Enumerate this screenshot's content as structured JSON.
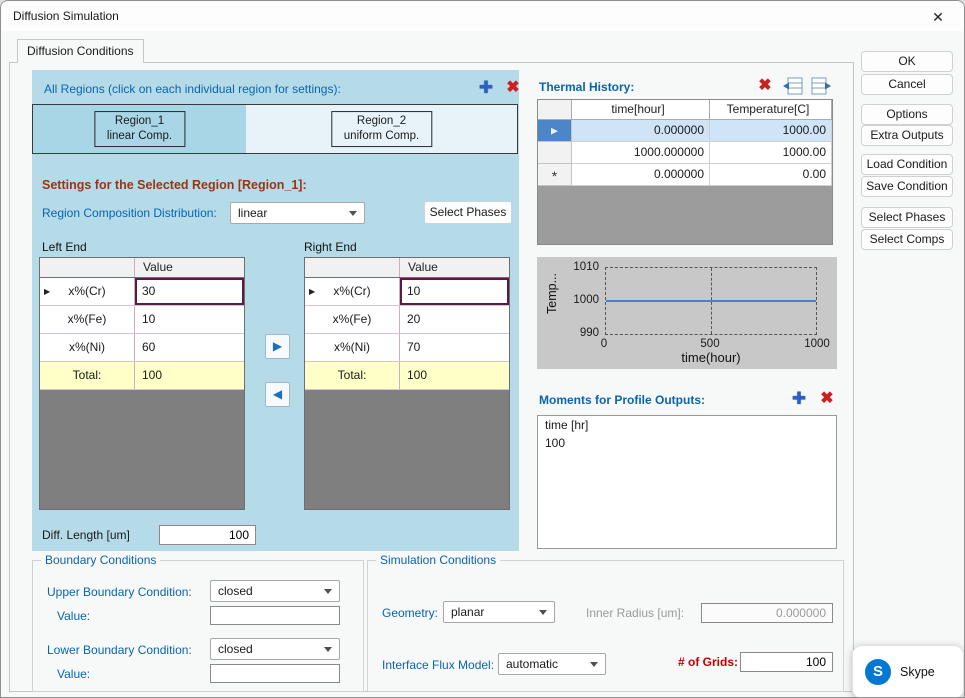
{
  "window": {
    "title": "Diffusion Simulation"
  },
  "tab": {
    "label": "Diffusion Conditions"
  },
  "icons": {
    "close": "✕",
    "plus": "✚",
    "delete": "✖",
    "row_arrow": "▶",
    "transfer_right": "▶",
    "transfer_left": "◀"
  },
  "regions": {
    "header": "All Regions (click on each individual region for settings):",
    "items": [
      {
        "name": "Region_1",
        "comp": "linear Comp."
      },
      {
        "name": "Region_2",
        "comp": "uniform Comp."
      }
    ]
  },
  "settings": {
    "title": "Settings for the Selected Region [Region_1]:",
    "dist_label": "Region Composition Distribution:",
    "dist_value": "linear",
    "select_phases_label": "Select Phases",
    "value_header": "Value",
    "total_label": "Total:",
    "left_end": {
      "label": "Left End",
      "rows": [
        {
          "label": "x%(Cr)",
          "value": "30"
        },
        {
          "label": "x%(Fe)",
          "value": "10"
        },
        {
          "label": "x%(Ni)",
          "value": "60"
        }
      ],
      "total": "100"
    },
    "right_end": {
      "label": "Right End",
      "rows": [
        {
          "label": "x%(Cr)",
          "value": "10"
        },
        {
          "label": "x%(Fe)",
          "value": "20"
        },
        {
          "label": "x%(Ni)",
          "value": "70"
        }
      ],
      "total": "100"
    },
    "diff_length_label": "Diff. Length [um]",
    "diff_length_value": "100"
  },
  "thermal": {
    "title": "Thermal History:",
    "columns": [
      "time[hour]",
      "Temperature[C]"
    ],
    "rows": [
      {
        "selector": "▶",
        "time": "0.000000",
        "temp": "1000.00"
      },
      {
        "selector": "",
        "time": "1000.000000",
        "temp": "1000.00"
      },
      {
        "selector": "*",
        "time": "0.000000",
        "temp": "0.00"
      }
    ]
  },
  "thermal_chart": {
    "type": "line",
    "ylabel": "Temp...",
    "xlabel": "time(hour)",
    "y_ticks": [
      "1010",
      "1000",
      "990"
    ],
    "x_ticks": [
      "0",
      "500",
      "1000"
    ],
    "ylim": [
      990,
      1010
    ],
    "xlim": [
      0,
      1000
    ],
    "series": [
      {
        "name": "Temperature",
        "x": [
          0,
          1000
        ],
        "y": [
          1000,
          1000
        ]
      }
    ],
    "line_color": "#3f84d6"
  },
  "moments": {
    "title": "Moments for Profile Outputs:",
    "items": [
      "time [hr]",
      "100"
    ]
  },
  "boundary": {
    "title": "Boundary Conditions",
    "upper_label": "Upper Boundary Condition:",
    "upper_value": "closed",
    "upper_value_label": "Value:",
    "upper_value_input": "",
    "lower_label": "Lower Boundary Condition:",
    "lower_value": "closed",
    "lower_value_label": "Value:",
    "lower_value_input": ""
  },
  "simulation": {
    "title": "Simulation Conditions",
    "geometry_label": "Geometry:",
    "geometry_value": "planar",
    "inner_radius_label": "Inner Radius [um]:",
    "inner_radius_value": "0.000000",
    "flux_label": "Interface Flux Model:",
    "flux_value": "automatic",
    "grids_label": "# of Grids:",
    "grids_value": "100"
  },
  "side_buttons": [
    "OK",
    "Cancel",
    "Options",
    "Extra Outputs",
    "Load Condition",
    "Save Condition",
    "Select Phases",
    "Select Comps"
  ],
  "skype": {
    "label": "Skype",
    "letter": "S",
    "brand_color": "#0078d4"
  }
}
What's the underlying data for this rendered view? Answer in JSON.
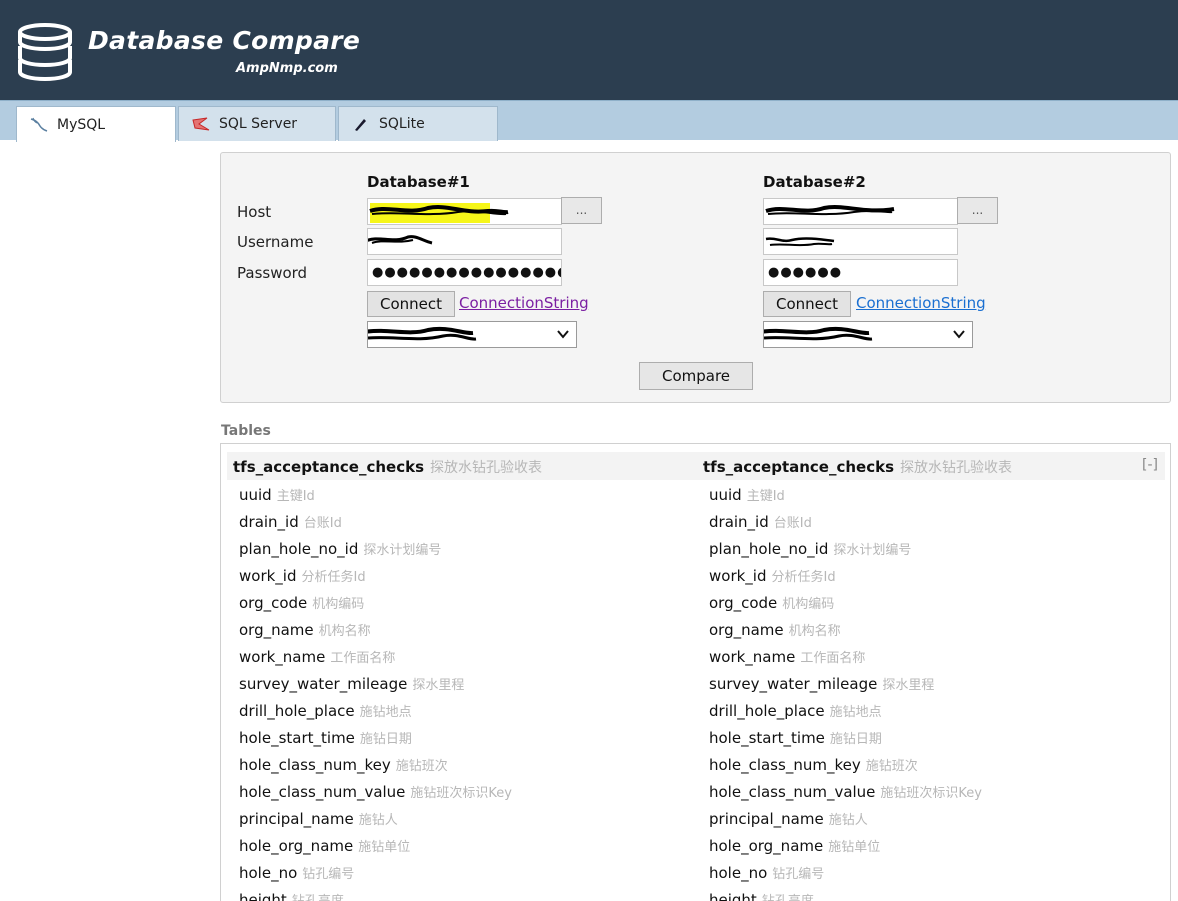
{
  "header": {
    "title": "Database Compare",
    "subtitle": "AmpNmp.com"
  },
  "tabs": [
    {
      "label": "MySQL",
      "icon": "mysql-dolphin-icon",
      "active": true
    },
    {
      "label": "SQL Server",
      "icon": "sql-server-icon",
      "active": false
    },
    {
      "label": "SQLite",
      "icon": "sqlite-feather-icon",
      "active": false
    }
  ],
  "labels": {
    "host": "Host",
    "username": "Username",
    "password": "Password"
  },
  "db1": {
    "heading": "Database#1",
    "password_masked": "●●●●●●●●●●●●●●●●",
    "browse_label": "...",
    "connect_label": "Connect",
    "link_label": "ConnectionString"
  },
  "db2": {
    "heading": "Database#2",
    "password_masked": "●●●●●●",
    "browse_label": "...",
    "connect_label": "Connect",
    "link_label": "ConnectionString"
  },
  "compare_label": "Compare",
  "tables_section": {
    "label": "Tables",
    "collapse_label": "[-]",
    "left": {
      "name": "tfs_acceptance_checks",
      "comment": "探放水钻孔验收表"
    },
    "right": {
      "name": "tfs_acceptance_checks",
      "comment": "探放水钻孔验收表"
    },
    "columns": [
      {
        "name": "uuid",
        "comment": "主键Id"
      },
      {
        "name": "drain_id",
        "comment": "台账Id"
      },
      {
        "name": "plan_hole_no_id",
        "comment": "探水计划编号"
      },
      {
        "name": "work_id",
        "comment": "分析任务Id"
      },
      {
        "name": "org_code",
        "comment": "机构编码"
      },
      {
        "name": "org_name",
        "comment": "机构名称"
      },
      {
        "name": "work_name",
        "comment": "工作面名称"
      },
      {
        "name": "survey_water_mileage",
        "comment": "探水里程"
      },
      {
        "name": "drill_hole_place",
        "comment": "施钻地点"
      },
      {
        "name": "hole_start_time",
        "comment": "施钻日期"
      },
      {
        "name": "hole_class_num_key",
        "comment": "施钻班次"
      },
      {
        "name": "hole_class_num_value",
        "comment": "施钻班次标识Key"
      },
      {
        "name": "principal_name",
        "comment": "施钻人"
      },
      {
        "name": "hole_org_name",
        "comment": "施钻单位"
      },
      {
        "name": "hole_no",
        "comment": "钻孔编号"
      },
      {
        "name": "height",
        "comment": "钻孔高度"
      }
    ]
  },
  "colors": {
    "header_bg": "#2c3e50",
    "tab_bar_bg": "#b3cce0",
    "link_visited": "#7b1fa2",
    "link": "#1a6fd1",
    "highlight": "#f5f500"
  }
}
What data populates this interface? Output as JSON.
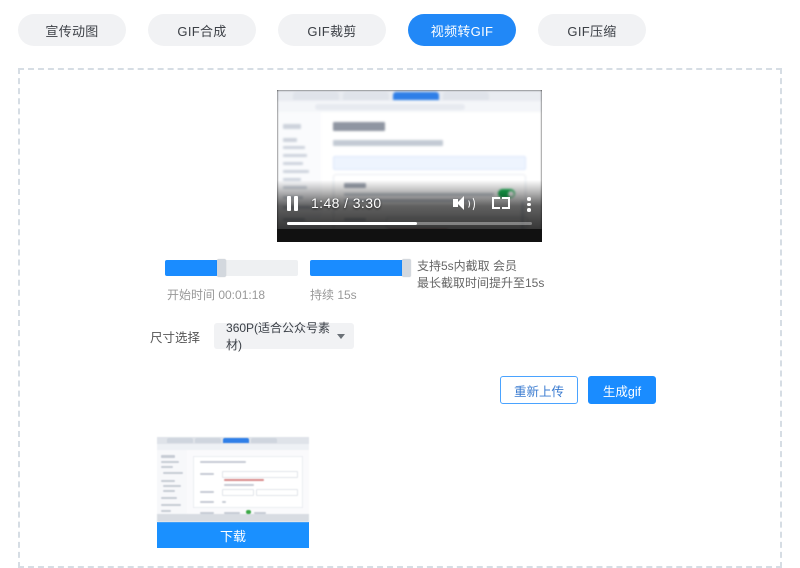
{
  "tabs": [
    {
      "label": "宣传动图",
      "active": false
    },
    {
      "label": "GIF合成",
      "active": false
    },
    {
      "label": "GIF裁剪",
      "active": false
    },
    {
      "label": "视频转GIF",
      "active": true
    },
    {
      "label": "GIF压缩",
      "active": false
    }
  ],
  "player": {
    "current_time": "1:48",
    "duration": "3:30",
    "time_display": "1:48 / 3:30",
    "pause_icon": "pause-icon",
    "volume_icon": "volume-icon",
    "fullscreen_icon": "fullscreen-icon",
    "more_icon": "more-options-icon",
    "progress_percent": 53
  },
  "trim": {
    "start_label": "开始时间",
    "start_value": "00:01:18",
    "start_line": "开始时间  00:01:18",
    "duration_label": "持续",
    "duration_value": "15s",
    "duration_line": "持续  15s",
    "hint_line1": "支持5s内截取 会员",
    "hint_line2": "最长截取时间提升至15s"
  },
  "size": {
    "label": "尺寸选择",
    "selected": "360P(适合公众号素材)",
    "caret_icon": "chevron-down-icon"
  },
  "actions": {
    "reupload_label": "重新上传",
    "generate_label": "生成gif"
  },
  "result": {
    "download_label": "下载"
  },
  "colors": {
    "accent": "#1a8cff",
    "tab_active": "#2188f7",
    "tab_inactive_bg": "#f1f2f4",
    "dashed_border": "#d6dde4",
    "muted_text": "#999999"
  }
}
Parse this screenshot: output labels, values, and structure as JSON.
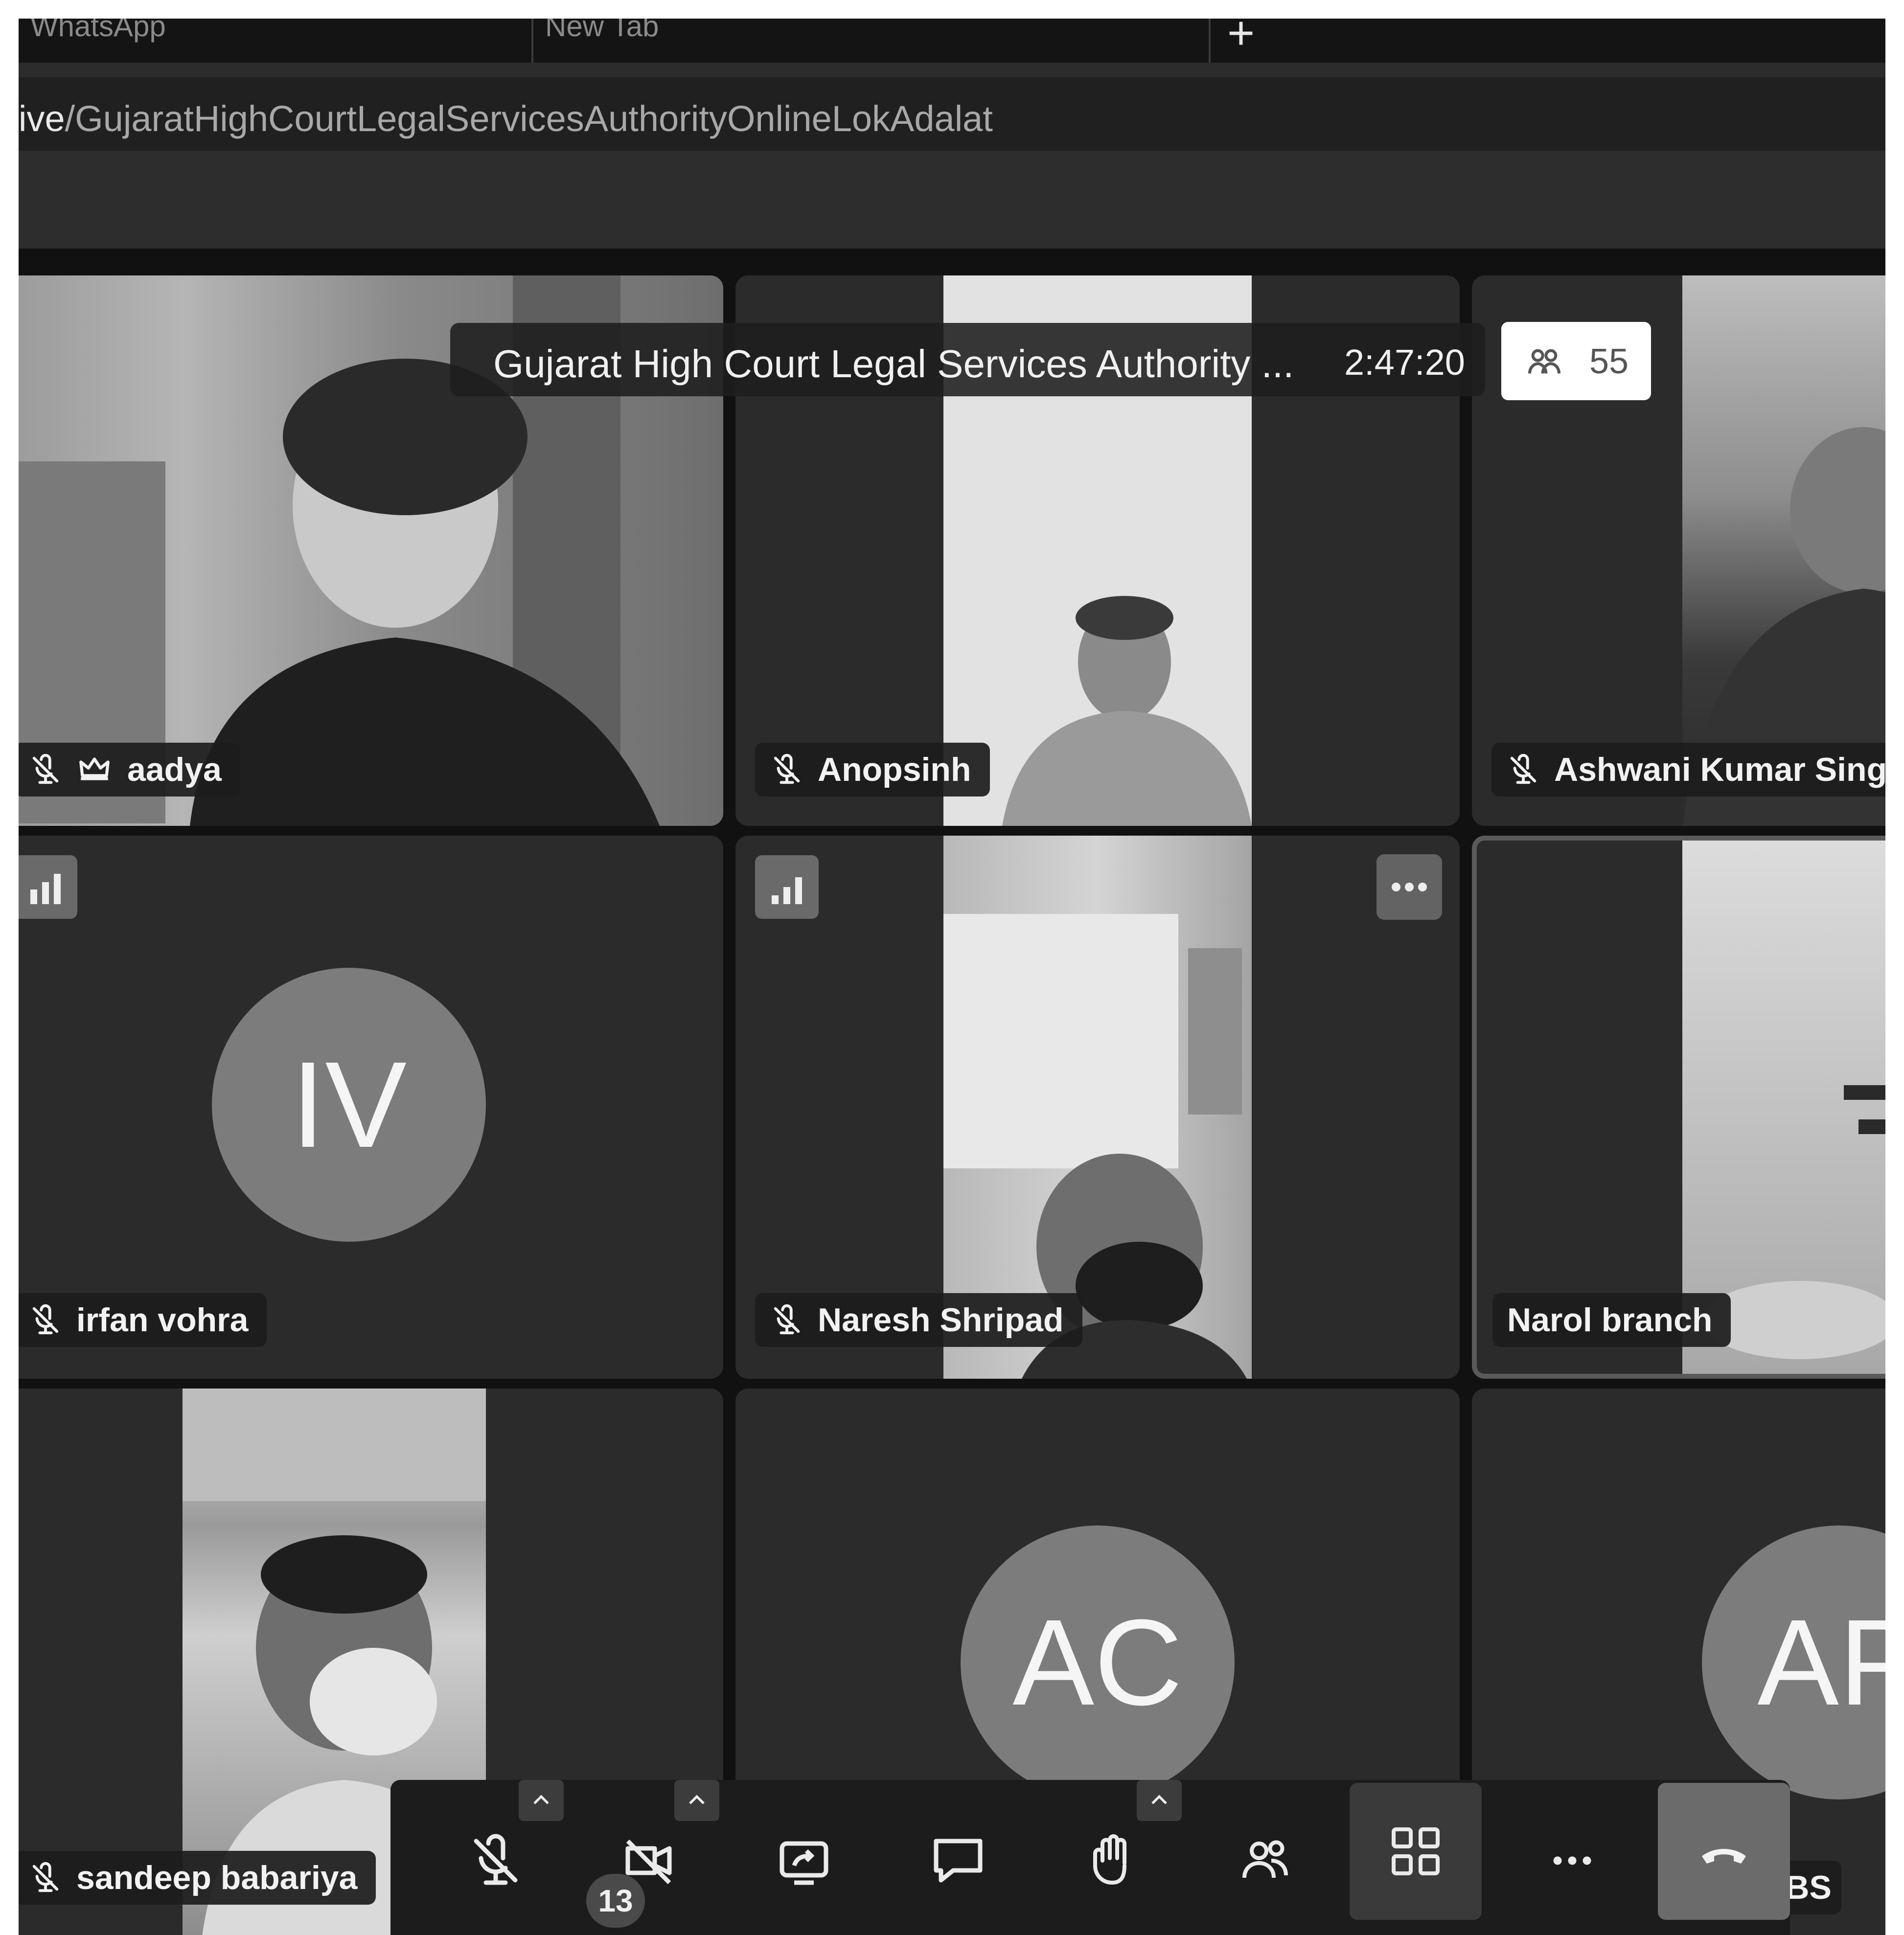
{
  "browser": {
    "tabs": [
      "WhatsApp",
      "New Tab"
    ],
    "address_prefix": "ive",
    "address_rest": "/GujaratHighCourtLegalServicesAuthorityOnlineLokAdalat"
  },
  "meeting": {
    "title": "Gujarat High Court Legal Services Authority ...",
    "elapsed": "2:47:20",
    "participant_count": "55"
  },
  "tiles": {
    "aadya": "aadya",
    "anopsinh": "Anopsinh",
    "ashwani": "Ashwani Kumar Sing",
    "irfan": "irfan vohra",
    "irfan_initials": "IV",
    "naresh": "Naresh Shripad",
    "narol": "Narol branch",
    "sandeep": "sandeep babariya",
    "ac_initials": "AC",
    "ap_initials": "AP",
    "last_partial": "ti BS"
  },
  "toolbar": {
    "chat_badge": "13"
  },
  "icons": [
    "mic-off-icon",
    "crown-icon",
    "signal-icon",
    "more-icon",
    "camera-off-icon",
    "share-screen-icon",
    "chat-icon",
    "raise-hand-icon",
    "participants-icon",
    "grid-view-icon",
    "hang-up-icon",
    "caret-up-icon",
    "plus-icon"
  ]
}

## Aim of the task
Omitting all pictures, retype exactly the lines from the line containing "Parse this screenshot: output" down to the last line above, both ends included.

## Output of the exercise
Parse this screenshot: output labels, values, and structure as JSON.
{
  "browser": {
    "tabs": [
      "WhatsApp",
      "New Tab"
    ],
    "address_prefix": "ive",
    "address_rest": "/GujaratHighCourtLegalServicesAuthorityOnlineLokAdalat"
  },
  "meeting": {
    "title": "Gujarat High Court Legal Services Authority ...",
    "elapsed": "2:47:20",
    "participant_count": "55"
  },
  "tiles": {
    "aadya": "aadya",
    "anopsinh": "Anopsinh",
    "ashwani": "Ashwani Kumar Sing",
    "irfan": "irfan vohra",
    "irfan_initials": "IV",
    "naresh": "Naresh Shripad",
    "narol": "Narol branch",
    "sandeep": "sandeep babariya",
    "ac_initials": "AC",
    "ap_initials": "AP",
    "last_partial": "ti BS"
  },
  "toolbar": {
    "chat_badge": "13"
  },
  "icons": [
    "mic-off-icon",
    "crown-icon",
    "signal-icon",
    "more-icon",
    "camera-off-icon",
    "share-screen-icon",
    "chat-icon",
    "raise-hand-icon",
    "participants-icon",
    "grid-view-icon",
    "hang-up-icon",
    "caret-up-icon",
    "plus-icon"
  ]
}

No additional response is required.